Uses Regular Wi-Fi
As mentioned before, with the VPN protocol, all your traffic is encrypted and sent to a VPN server through a single encrypted hop. This prevents your data from being snooped on by third parties, including your ISP. However, when you use the onion protocol, your device interacts with several Wi-Fi access points, before reaching the destination. Each of these points is also encrypted, so the access points themselves, as well as your device, can’t reveal your activity.
This is why most people prefer to use the VPN protocol when connected to a public Wi-Fi hotspot, or when they are on a hotel’s network. The cons of using the onion protocol are that it’s slower than the VPN, and since your device interacts with several Wi-Fi access points, it’s more susceptible to wireless eavesdropping.
No Impact On ISP Performance
One of the main advantages of using the VPN protocol is that it doesn’t affect your ISP’s performance. When you use the VPN, your traffic is encrypted and sent to the closest VPN server, which is typically based in the UK. This prevents your ISP from seeing your activity. As a result, you won’t bog down the service provider’s servers, and your internet session will remain fast.
On the other hand, when you use the onion protocol, all your traffic is sent to several Wi-Fi access points, before being routed to its final destination. This means that your device has to perform more work, and send more data to the server than usual. However, since all your data is already protected, this extra work doesn’t affect the performance of the device.

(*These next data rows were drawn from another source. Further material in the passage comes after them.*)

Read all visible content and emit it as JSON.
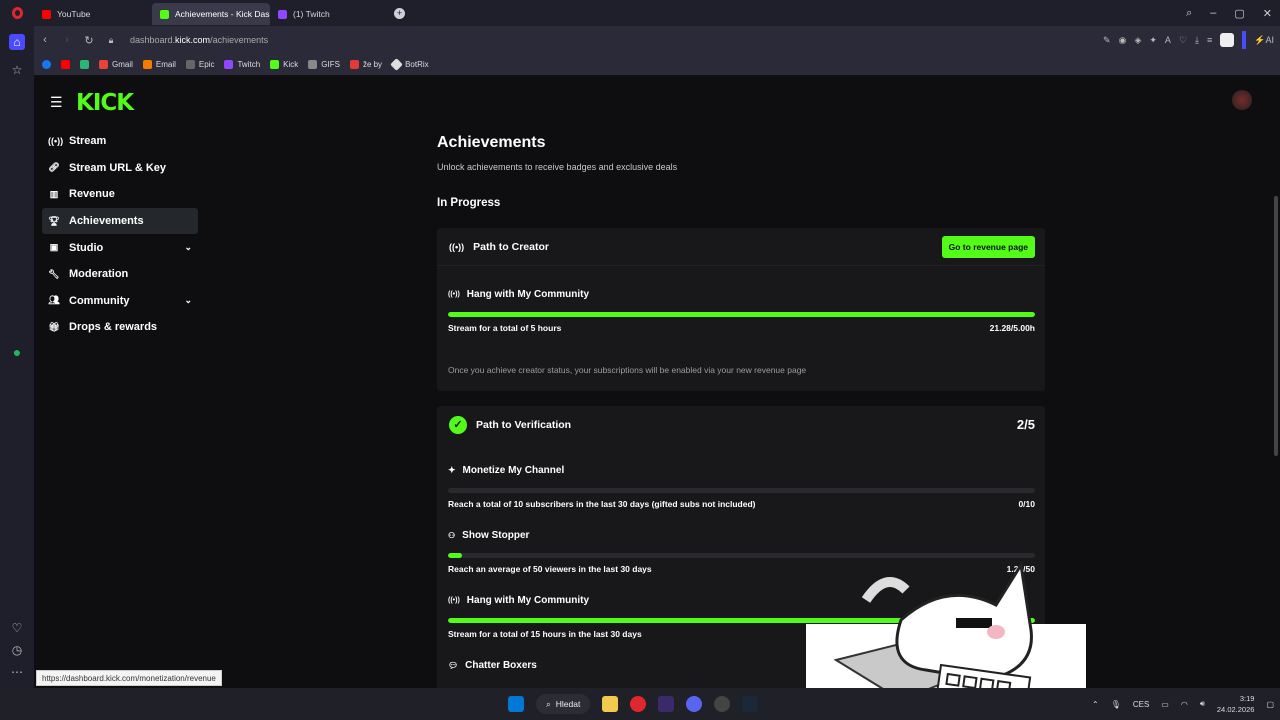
{
  "browser": {
    "tabs": [
      {
        "label": "YouTube",
        "color": "#ff0000"
      },
      {
        "label": "Achievements - Kick Dashb",
        "color": "#53fc18"
      },
      {
        "label": "(1) Twitch",
        "color": "#9146ff"
      }
    ],
    "url_prefix": "dashboard.",
    "url_domain": "kick.com",
    "url_path": "/achievements",
    "ai_label": "AI",
    "bookmarks": [
      "Gmail",
      "Email",
      "Epic",
      "Twitch",
      "Kick",
      "GIFS",
      "že by",
      "BotRix"
    ],
    "status_url": "https://dashboard.kick.com/monetization/revenue"
  },
  "site": {
    "logo": "KICK",
    "nav": [
      {
        "label": "Stream",
        "icon": "broadcast-icon"
      },
      {
        "label": "Stream URL & Key",
        "icon": "link-icon"
      },
      {
        "label": "Revenue",
        "icon": "chart-icon"
      },
      {
        "label": "Achievements",
        "icon": "trophy-icon"
      },
      {
        "label": "Studio",
        "icon": "studio-icon"
      },
      {
        "label": "Moderation",
        "icon": "wrench-icon"
      },
      {
        "label": "Community",
        "icon": "people-icon"
      },
      {
        "label": "Drops & rewards",
        "icon": "gift-icon"
      }
    ]
  },
  "main": {
    "title": "Achievements",
    "subtitle": "Unlock achievements to receive badges and exclusive deals",
    "section": "In Progress",
    "creator": {
      "title": "Path to Creator",
      "button": "Go to revenue page",
      "task_title": "Hang with My Community",
      "task_desc": "Stream for a total of 5 hours",
      "task_value": "21.28/5.00h",
      "progress": 1.0,
      "note": "Once you achieve creator status, your subscriptions will be enabled via your new revenue page"
    },
    "verification": {
      "title": "Path to Verification",
      "score": "2/5",
      "tasks": [
        {
          "title": "Monetize My Channel",
          "desc": "Reach a total of 10 subscribers in the last 30 days (gifted subs not included)",
          "value": "0/10",
          "progress": 0.0
        },
        {
          "title": "Show Stopper",
          "desc": "Reach an average of 50 viewers in the last 30 days",
          "value": "1.22/50",
          "progress": 0.024
        },
        {
          "title": "Hang with My Community",
          "desc": "Stream for a total of 15 hours in the last 30 days",
          "value": "h",
          "progress": 1.0
        },
        {
          "title": "Chatter Boxers"
        }
      ]
    }
  },
  "taskbar": {
    "search": "Hledat",
    "lang": "CES",
    "time": "3:19",
    "date": "24.02.2026"
  },
  "colors": {
    "accent": "#53fc18",
    "bg": "#0e0e10",
    "card": "#18181b"
  }
}
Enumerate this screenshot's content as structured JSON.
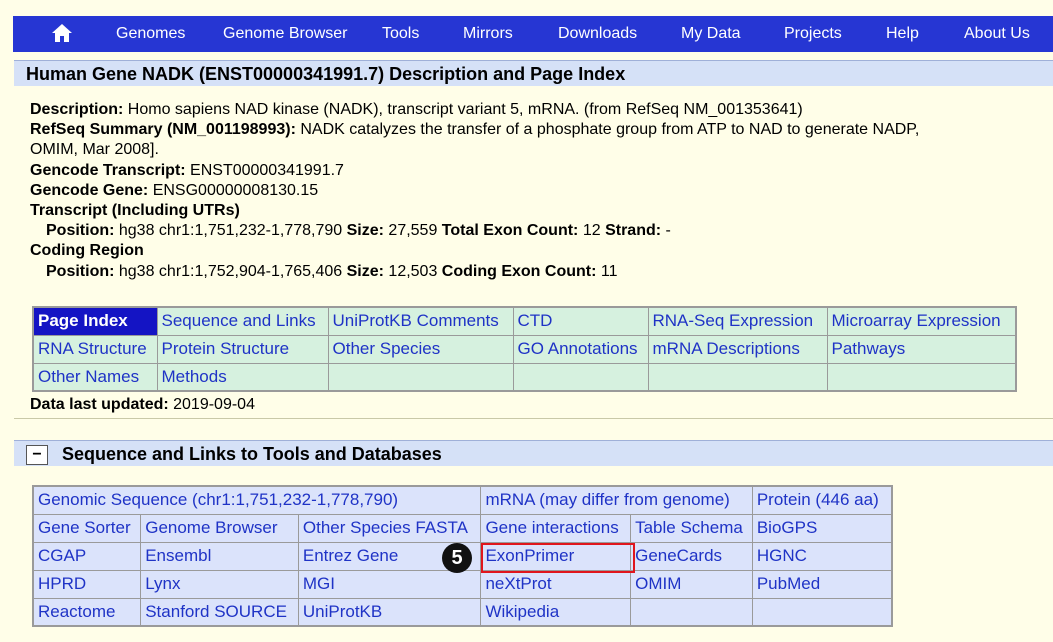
{
  "nav": {
    "items": [
      "Genomes",
      "Genome Browser",
      "Tools",
      "Mirrors",
      "Downloads",
      "My Data",
      "Projects",
      "Help",
      "About Us"
    ]
  },
  "section1": {
    "title": "Human Gene NADK (ENST00000341991.7) Description and Page Index"
  },
  "description": {
    "desc_label": "Description:",
    "desc_value": " Homo sapiens NAD kinase (NADK), transcript variant 5, mRNA. (from RefSeq NM_001353641)",
    "refseq_label": "RefSeq Summary (NM_001198993):",
    "refseq_value": " NADK catalyzes the transfer of a phosphate group from ATP to NAD to generate NADP,",
    "refseq_cont": "OMIM, Mar 2008].",
    "gencode_tx_label": "Gencode Transcript:",
    "gencode_tx_value": " ENST00000341991.7",
    "gencode_gene_label": "Gencode Gene:",
    "gencode_gene_value": " ENSG00000008130.15",
    "transcript_label": "Transcript (Including UTRs)",
    "t_position_label": "Position:",
    "t_position_value": " hg38 chr1:1,751,232-1,778,790 ",
    "t_size_label": "Size:",
    "t_size_value": " 27,559 ",
    "t_exon_label": "Total Exon Count:",
    "t_exon_value": " 12 ",
    "t_strand_label": "Strand:",
    "t_strand_value": " -",
    "coding_label": "Coding Region",
    "c_position_label": "Position:",
    "c_position_value": " hg38 chr1:1,752,904-1,765,406 ",
    "c_size_label": "Size:",
    "c_size_value": " 12,503 ",
    "c_exon_label": "Coding Exon Count:",
    "c_exon_value": " 11"
  },
  "page_index": {
    "rows": [
      [
        "Page Index",
        "Sequence and Links",
        "UniProtKB Comments",
        "CTD",
        "RNA-Seq Expression",
        "Microarray Expression"
      ],
      [
        "RNA Structure",
        "Protein Structure",
        "Other Species",
        "GO Annotations",
        "mRNA Descriptions",
        "Pathways"
      ],
      [
        "Other Names",
        "Methods",
        "",
        "",
        "",
        ""
      ]
    ]
  },
  "updated": {
    "label": "Data last updated:",
    "value": " 2019-09-04"
  },
  "section2": {
    "toggle": "−",
    "title": "Sequence and Links to Tools and Databases"
  },
  "links": {
    "genomic_sequence": "Genomic Sequence (chr1:1,751,232-1,778,790)",
    "mrna": "mRNA (may differ from genome)",
    "protein": "Protein (446 aa)",
    "rows": [
      [
        "Gene Sorter",
        "Genome Browser",
        "Other Species FASTA",
        "Gene interactions",
        "Table Schema",
        "BioGPS"
      ],
      [
        "CGAP",
        "Ensembl",
        "Entrez Gene",
        "ExonPrimer",
        "GeneCards",
        "HGNC"
      ],
      [
        "HPRD",
        "Lynx",
        "MGI",
        "neXtProt",
        "OMIM",
        "PubMed"
      ],
      [
        "Reactome",
        "Stanford SOURCE",
        "UniProtKB",
        "Wikipedia",
        "",
        ""
      ]
    ]
  },
  "annotation": {
    "badge": "5"
  }
}
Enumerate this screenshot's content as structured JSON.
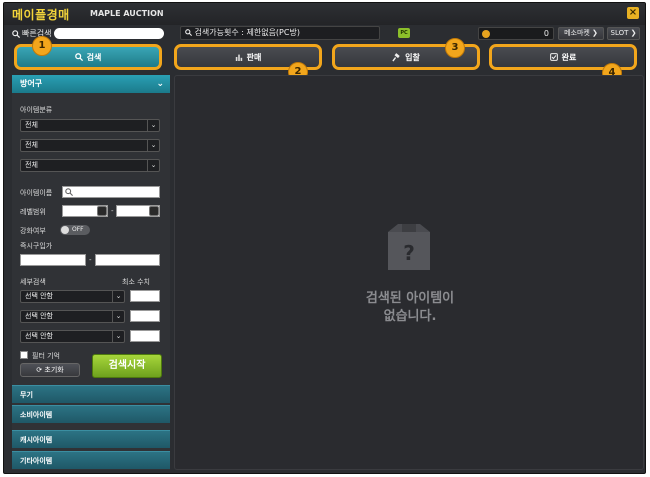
{
  "window": {
    "title_ko": "메이플경매",
    "title_en": "MAPLE AUCTION",
    "close": "×"
  },
  "infobar": {
    "search_label": "빠른검색",
    "search_count": "검색가능횟수 : 제한없음(PC방)",
    "pc_badge": "PC",
    "meso_value": "0",
    "meso_market": "메소마켓 ❯",
    "slot": "SLOT ❯"
  },
  "tabs": [
    {
      "label": "검색",
      "icon": "search-icon",
      "badge": "1",
      "active": true
    },
    {
      "label": "판매",
      "icon": "bar-chart-icon",
      "badge": "2",
      "active": false
    },
    {
      "label": "입찰",
      "icon": "hammer-icon",
      "badge": "3",
      "active": false
    },
    {
      "label": "완료",
      "icon": "check-icon",
      "badge": "4",
      "active": false
    }
  ],
  "sidebar": {
    "section": "방어구",
    "item_category_label": "아이템분류",
    "category_dropdowns": [
      "전체",
      "전체",
      "전체"
    ],
    "item_name_label": "아이템이름",
    "level_range_label": "레벨범위",
    "level_sep": "-",
    "enhance_label": "강화여부",
    "enhance_toggle": "OFF",
    "buyout_label": "즉시구입가",
    "buyout_sep": "-",
    "detail_label": "세부검색",
    "min_value_label": "최소 수치",
    "detail_dropdowns": [
      "선택 안함",
      "선택 안함",
      "선택 안함"
    ],
    "filter_memory": "필터 기억",
    "reset": "초기화",
    "start": "검색시작",
    "categories": [
      "무기",
      "소비아이템",
      "캐시아이템",
      "기타아이템"
    ]
  },
  "main": {
    "empty_line1": "검색된 아이템이",
    "empty_line2": "없습니다."
  }
}
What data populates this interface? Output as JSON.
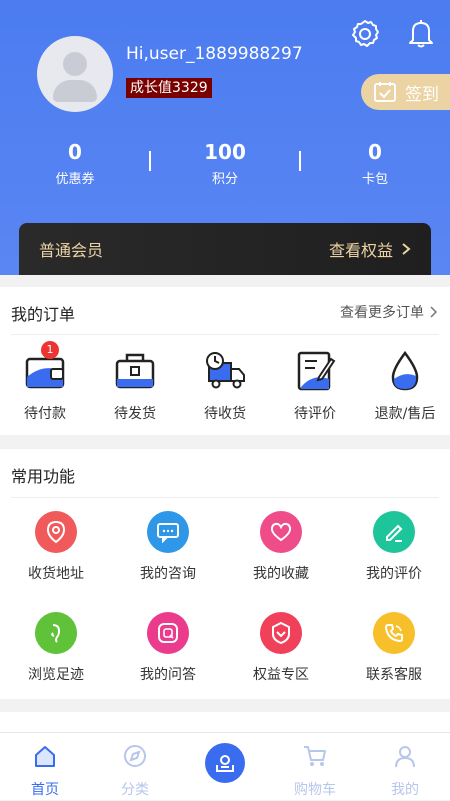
{
  "profile": {
    "username": "Hi,user_1889988297",
    "growth_value": "成长值3329",
    "signin_label": "签到"
  },
  "stats": [
    {
      "value": "0",
      "label": "优惠券"
    },
    {
      "value": "100",
      "label": "积分"
    },
    {
      "value": "0",
      "label": "卡包"
    }
  ],
  "member": {
    "level": "普通会员",
    "rights_label": "查看权益"
  },
  "orders": {
    "title": "我的订单",
    "more_label": "查看更多订单",
    "items": [
      {
        "label": "待付款",
        "badge": "1"
      },
      {
        "label": "待发货"
      },
      {
        "label": "待收货"
      },
      {
        "label": "待评价"
      },
      {
        "label": "退款/售后"
      }
    ]
  },
  "functions": {
    "title": "常用功能",
    "items": [
      {
        "label": "收货地址",
        "icon": "location-icon",
        "color": "#f05a5a"
      },
      {
        "label": "我的咨询",
        "icon": "chat-icon",
        "color": "#2f97e8"
      },
      {
        "label": "我的收藏",
        "icon": "heart-icon",
        "color": "#ef4d8a"
      },
      {
        "label": "我的评价",
        "icon": "pencil-icon",
        "color": "#1fc59a"
      },
      {
        "label": "浏览足迹",
        "icon": "footprint-icon",
        "color": "#5fc238"
      },
      {
        "label": "我的问答",
        "icon": "qa-icon",
        "color": "#ea3b8c"
      },
      {
        "label": "权益专区",
        "icon": "shield-icon",
        "color": "#f0405a"
      },
      {
        "label": "联系客服",
        "icon": "phone-icon",
        "color": "#f7c02a"
      }
    ]
  },
  "tabbar": {
    "items": [
      {
        "label": "首页",
        "active": true
      },
      {
        "label": "分类"
      },
      {
        "label": ""
      },
      {
        "label": "购物车"
      },
      {
        "label": "我的"
      }
    ]
  },
  "colors": {
    "header_blue": "#4b7cf0",
    "gold": "#ecd3a3",
    "tab_active": "#3a6cf0"
  }
}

*In some cases, your ISP may be able to see your browsing history when using the VPN. However, they can’t see your actual login data, such as your username and password. This is why it’s important to use a strong password, and ensure that it’s not shared with anyone else. As a general rule, if you’re worried about your privacy on the internet, you’re better off using a VPN.
In some instances, your ISP might actually be able to see your activity, even when you use the VPN. If this happens, it would be a good idea to change your VPN provider. As already stated, the advantage of using a VPN is that it keeps your personal data private. However, if you need additional security, you can use 2-Factor Authentication (2FA) or a Digi-ID to create an additional layer of security. Both of these add-ons are included in all NORDVPN plans.
In conclusion, while it’s great to have more options when it comes to protecting your privacy online, nothing is more convenient than having a VPN client available whenever you need one. This way, you can connect to a VPN server, in a matter of seconds, and enjoy all the benefits that this protocol has to offer.